◆ TO DO
If a line in the records below holds the string "Users", count it; give only the total.

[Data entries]

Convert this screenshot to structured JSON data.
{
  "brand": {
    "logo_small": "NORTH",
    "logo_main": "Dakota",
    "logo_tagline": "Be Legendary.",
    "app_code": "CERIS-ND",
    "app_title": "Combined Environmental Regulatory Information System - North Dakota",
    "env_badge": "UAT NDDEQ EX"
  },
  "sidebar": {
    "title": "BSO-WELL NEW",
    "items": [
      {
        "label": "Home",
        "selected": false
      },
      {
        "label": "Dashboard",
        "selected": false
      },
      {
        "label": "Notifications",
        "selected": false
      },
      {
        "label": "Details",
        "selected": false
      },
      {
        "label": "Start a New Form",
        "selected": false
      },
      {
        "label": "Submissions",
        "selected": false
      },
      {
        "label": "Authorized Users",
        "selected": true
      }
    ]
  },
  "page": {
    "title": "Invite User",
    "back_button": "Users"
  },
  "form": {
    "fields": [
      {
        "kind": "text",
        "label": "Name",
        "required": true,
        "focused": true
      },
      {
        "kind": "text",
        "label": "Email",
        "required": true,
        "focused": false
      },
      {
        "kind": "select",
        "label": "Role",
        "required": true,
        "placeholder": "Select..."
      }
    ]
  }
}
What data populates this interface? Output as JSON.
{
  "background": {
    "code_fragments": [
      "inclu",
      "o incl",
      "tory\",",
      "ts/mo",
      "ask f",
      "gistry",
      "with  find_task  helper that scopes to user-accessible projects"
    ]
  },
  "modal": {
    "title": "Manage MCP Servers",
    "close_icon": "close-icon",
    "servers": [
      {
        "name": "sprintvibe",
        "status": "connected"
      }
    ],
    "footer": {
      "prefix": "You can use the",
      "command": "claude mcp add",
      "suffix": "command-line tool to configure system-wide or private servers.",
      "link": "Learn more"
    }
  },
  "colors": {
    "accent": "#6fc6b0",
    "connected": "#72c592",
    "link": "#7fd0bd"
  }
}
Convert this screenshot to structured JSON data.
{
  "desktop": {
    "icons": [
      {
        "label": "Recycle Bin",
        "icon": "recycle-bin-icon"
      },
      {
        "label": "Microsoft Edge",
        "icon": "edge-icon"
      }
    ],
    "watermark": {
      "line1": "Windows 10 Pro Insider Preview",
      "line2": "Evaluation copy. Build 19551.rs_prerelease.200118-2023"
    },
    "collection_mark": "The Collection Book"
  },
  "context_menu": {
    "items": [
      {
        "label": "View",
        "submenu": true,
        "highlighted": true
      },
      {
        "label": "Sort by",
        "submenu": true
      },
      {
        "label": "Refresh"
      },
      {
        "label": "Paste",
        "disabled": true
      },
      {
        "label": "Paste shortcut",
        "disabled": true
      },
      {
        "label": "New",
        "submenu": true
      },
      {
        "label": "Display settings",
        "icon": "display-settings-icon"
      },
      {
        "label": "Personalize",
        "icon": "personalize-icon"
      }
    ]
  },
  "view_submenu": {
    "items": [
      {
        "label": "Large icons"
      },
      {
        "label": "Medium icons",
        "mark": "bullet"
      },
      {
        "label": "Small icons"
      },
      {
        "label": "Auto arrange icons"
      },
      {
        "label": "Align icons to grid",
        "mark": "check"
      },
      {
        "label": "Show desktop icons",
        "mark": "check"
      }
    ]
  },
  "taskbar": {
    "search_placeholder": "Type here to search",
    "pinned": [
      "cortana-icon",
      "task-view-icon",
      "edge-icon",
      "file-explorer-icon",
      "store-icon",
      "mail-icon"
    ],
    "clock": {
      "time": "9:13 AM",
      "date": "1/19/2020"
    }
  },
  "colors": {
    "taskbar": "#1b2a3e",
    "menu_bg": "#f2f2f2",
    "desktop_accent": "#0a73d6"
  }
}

◆ REPLY
2